(Activity):
The reply should contain every entry below exactly as written, with no images.

Items from an interface collection:
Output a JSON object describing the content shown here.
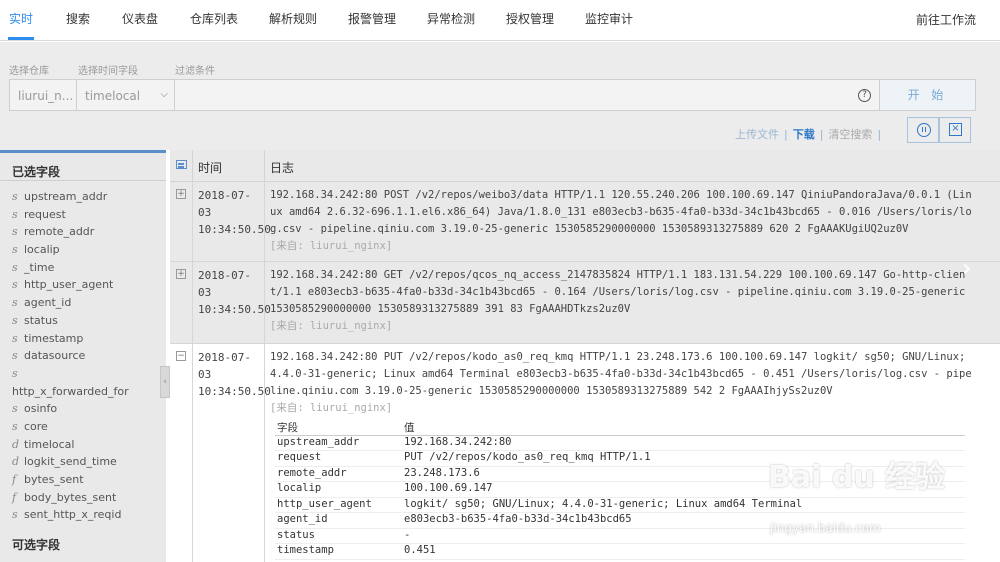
{
  "nav": {
    "tabs": [
      "实时",
      "搜索",
      "仪表盘",
      "仓库列表",
      "解析规则",
      "报警管理",
      "异常检测",
      "授权管理",
      "监控审计"
    ],
    "right_link": "前往工作流",
    "accent": "#2d8cf0"
  },
  "filters": {
    "repo_label": "选择仓库",
    "time_field_label": "选择时间字段",
    "condition_label": "过滤条件",
    "repo_value": "liurui_n...",
    "time_field_value": "timelocal",
    "condition_placeholder": "",
    "help_icon": "?",
    "start_button": "开 始"
  },
  "actions": {
    "upload": "上传文件",
    "download": "下载",
    "clear": "清空搜索"
  },
  "sidebar": {
    "selected_heading": "已选字段",
    "optional_heading": "可选字段",
    "fields": [
      {
        "type": "s",
        "name": "upstream_addr"
      },
      {
        "type": "s",
        "name": "request"
      },
      {
        "type": "s",
        "name": "remote_addr"
      },
      {
        "type": "s",
        "name": "localip"
      },
      {
        "type": "s",
        "name": "_time"
      },
      {
        "type": "s",
        "name": "http_user_agent"
      },
      {
        "type": "s",
        "name": "agent_id"
      },
      {
        "type": "s",
        "name": "status"
      },
      {
        "type": "s",
        "name": "timestamp"
      },
      {
        "type": "s",
        "name": "datasource"
      },
      {
        "type": "s",
        "name": ""
      },
      {
        "type": "",
        "name": "http_x_forwarded_for"
      },
      {
        "type": "s",
        "name": "osinfo"
      },
      {
        "type": "s",
        "name": "core"
      },
      {
        "type": "d",
        "name": "timelocal"
      },
      {
        "type": "d",
        "name": "logkit_send_time"
      },
      {
        "type": "f",
        "name": "bytes_sent"
      },
      {
        "type": "f",
        "name": "body_bytes_sent"
      },
      {
        "type": "s",
        "name": "sent_http_x_reqid"
      }
    ]
  },
  "table": {
    "col_time": "时间",
    "col_log": "日志",
    "rows": [
      {
        "toggle": "+",
        "time": "2018-07-03 10:34:50.50",
        "log": "192.168.34.242:80 POST /v2/repos/weibo3/data HTTP/1.1 120.55.240.206 100.100.69.147 QiniuPandoraJava/0.0.1 (Linux amd64 2.6.32-696.1.1.el6.x86_64) Java/1.8.0_131 e803ecb3-b635-4fa0-b33d-34c1b43bcd65 - 0.016 /Users/loris/log.csv - pipeline.qiniu.com 3.19.0-25-generic 1530585290000000 1530589313275889 620 2 FgAAAKUgiUQ2uz0V",
        "source": "[来自: liurui_nginx]"
      },
      {
        "toggle": "+",
        "time": "2018-07-03 10:34:50.50",
        "log": "192.168.34.242:80 GET /v2/repos/qcos_nq_access_2147835824 HTTP/1.1 183.131.54.229 100.100.69.147 Go-http-client/1.1 e803ecb3-b635-4fa0-b33d-34c1b43bcd65 - 0.164 /Users/loris/log.csv - pipeline.qiniu.com 3.19.0-25-generic 1530585290000000 1530589313275889 391 83 FgAAAHDTkzs2uz0V",
        "source": "[来自: liurui_nginx]"
      },
      {
        "toggle": "−",
        "time": "2018-07-03 10:34:50.50",
        "log": "192.168.34.242:80 PUT /v2/repos/kodo_as0_req_kmq HTTP/1.1 23.248.173.6 100.100.69.147 logkit/ sg50; GNU/Linux; 4.4.0-31-generic; Linux amd64 Terminal e803ecb3-b635-4fa0-b33d-34c1b43bcd65 - 0.451 /Users/loris/log.csv - pipeline.qiniu.com 3.19.0-25-generic 1530585290000000 1530589313275889 542 2 FgAAAIhjySs2uz0V",
        "source": "[来自: liurui_nginx]"
      }
    ]
  },
  "detail": {
    "col_field": "字段",
    "col_value": "值",
    "rows": [
      {
        "k": "upstream_addr",
        "v": "192.168.34.242:80"
      },
      {
        "k": "request",
        "v": "PUT /v2/repos/kodo_as0_req_kmq HTTP/1.1"
      },
      {
        "k": "remote_addr",
        "v": "23.248.173.6"
      },
      {
        "k": "localip",
        "v": "100.100.69.147"
      },
      {
        "k": "http_user_agent",
        "v": "logkit/ sg50; GNU/Linux; 4.4.0-31-generic; Linux amd64 Terminal"
      },
      {
        "k": "agent_id",
        "v": "e803ecb3-b635-4fa0-b33d-34c1b43bcd65"
      },
      {
        "k": "status",
        "v": "-"
      },
      {
        "k": "timestamp",
        "v": "0.451"
      }
    ]
  },
  "watermark": {
    "logo": "Bai du 经验",
    "url": "jingyan.baidu.com"
  }
}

(Answer to this problem):
Output a JSON object describing the content shown here.
{
  "nav": {
    "tabs": [
      "实时",
      "搜索",
      "仪表盘",
      "仓库列表",
      "解析规则",
      "报警管理",
      "异常检测",
      "授权管理",
      "监控审计"
    ],
    "right_link": "前往工作流",
    "accent": "#2d8cf0"
  },
  "filters": {
    "repo_label": "选择仓库",
    "time_field_label": "选择时间字段",
    "condition_label": "过滤条件",
    "repo_value": "liurui_n...",
    "time_field_value": "timelocal",
    "condition_placeholder": "",
    "help_icon": "?",
    "start_button": "开 始"
  },
  "actions": {
    "upload": "上传文件",
    "download": "下载",
    "clear": "清空搜索"
  },
  "sidebar": {
    "selected_heading": "已选字段",
    "optional_heading": "可选字段",
    "fields": [
      {
        "type": "s",
        "name": "upstream_addr"
      },
      {
        "type": "s",
        "name": "request"
      },
      {
        "type": "s",
        "name": "remote_addr"
      },
      {
        "type": "s",
        "name": "localip"
      },
      {
        "type": "s",
        "name": "_time"
      },
      {
        "type": "s",
        "name": "http_user_agent"
      },
      {
        "type": "s",
        "name": "agent_id"
      },
      {
        "type": "s",
        "name": "status"
      },
      {
        "type": "s",
        "name": "timestamp"
      },
      {
        "type": "s",
        "name": "datasource"
      },
      {
        "type": "s",
        "name": ""
      },
      {
        "type": "",
        "name": "http_x_forwarded_for"
      },
      {
        "type": "s",
        "name": "osinfo"
      },
      {
        "type": "s",
        "name": "core"
      },
      {
        "type": "d",
        "name": "timelocal"
      },
      {
        "type": "d",
        "name": "logkit_send_time"
      },
      {
        "type": "f",
        "name": "bytes_sent"
      },
      {
        "type": "f",
        "name": "body_bytes_sent"
      },
      {
        "type": "s",
        "name": "sent_http_x_reqid"
      }
    ]
  },
  "table": {
    "col_time": "时间",
    "col_log": "日志",
    "rows": [
      {
        "toggle": "+",
        "time": "2018-07-03 10:34:50.50",
        "log": "192.168.34.242:80 POST /v2/repos/weibo3/data HTTP/1.1 120.55.240.206 100.100.69.147 QiniuPandoraJava/0.0.1 (Linux amd64 2.6.32-696.1.1.el6.x86_64) Java/1.8.0_131 e803ecb3-b635-4fa0-b33d-34c1b43bcd65 - 0.016 /Users/loris/log.csv - pipeline.qiniu.com 3.19.0-25-generic 1530585290000000 1530589313275889 620 2 FgAAAKUgiUQ2uz0V",
        "source": "[来自: liurui_nginx]"
      },
      {
        "toggle": "+",
        "time": "2018-07-03 10:34:50.50",
        "log": "192.168.34.242:80 GET /v2/repos/qcos_nq_access_2147835824 HTTP/1.1 183.131.54.229 100.100.69.147 Go-http-client/1.1 e803ecb3-b635-4fa0-b33d-34c1b43bcd65 - 0.164 /Users/loris/log.csv - pipeline.qiniu.com 3.19.0-25-generic 1530585290000000 1530589313275889 391 83 FgAAAHDTkzs2uz0V",
        "source": "[来自: liurui_nginx]"
      },
      {
        "toggle": "−",
        "time": "2018-07-03 10:34:50.50",
        "log": "192.168.34.242:80 PUT /v2/repos/kodo_as0_req_kmq HTTP/1.1 23.248.173.6 100.100.69.147 logkit/ sg50; GNU/Linux; 4.4.0-31-generic; Linux amd64 Terminal e803ecb3-b635-4fa0-b33d-34c1b43bcd65 - 0.451 /Users/loris/log.csv - pipeline.qiniu.com 3.19.0-25-generic 1530585290000000 1530589313275889 542 2 FgAAAIhjySs2uz0V",
        "source": "[来自: liurui_nginx]"
      }
    ]
  },
  "detail": {
    "col_field": "字段",
    "col_value": "值",
    "rows": [
      {
        "k": "upstream_addr",
        "v": "192.168.34.242:80"
      },
      {
        "k": "request",
        "v": "PUT /v2/repos/kodo_as0_req_kmq HTTP/1.1"
      },
      {
        "k": "remote_addr",
        "v": "23.248.173.6"
      },
      {
        "k": "localip",
        "v": "100.100.69.147"
      },
      {
        "k": "http_user_agent",
        "v": "logkit/ sg50; GNU/Linux; 4.4.0-31-generic; Linux amd64 Terminal"
      },
      {
        "k": "agent_id",
        "v": "e803ecb3-b635-4fa0-b33d-34c1b43bcd65"
      },
      {
        "k": "status",
        "v": "-"
      },
      {
        "k": "timestamp",
        "v": "0.451"
      }
    ]
  },
  "watermark": {
    "logo": "Bai du 经验",
    "url": "jingyan.baidu.com"
  }
}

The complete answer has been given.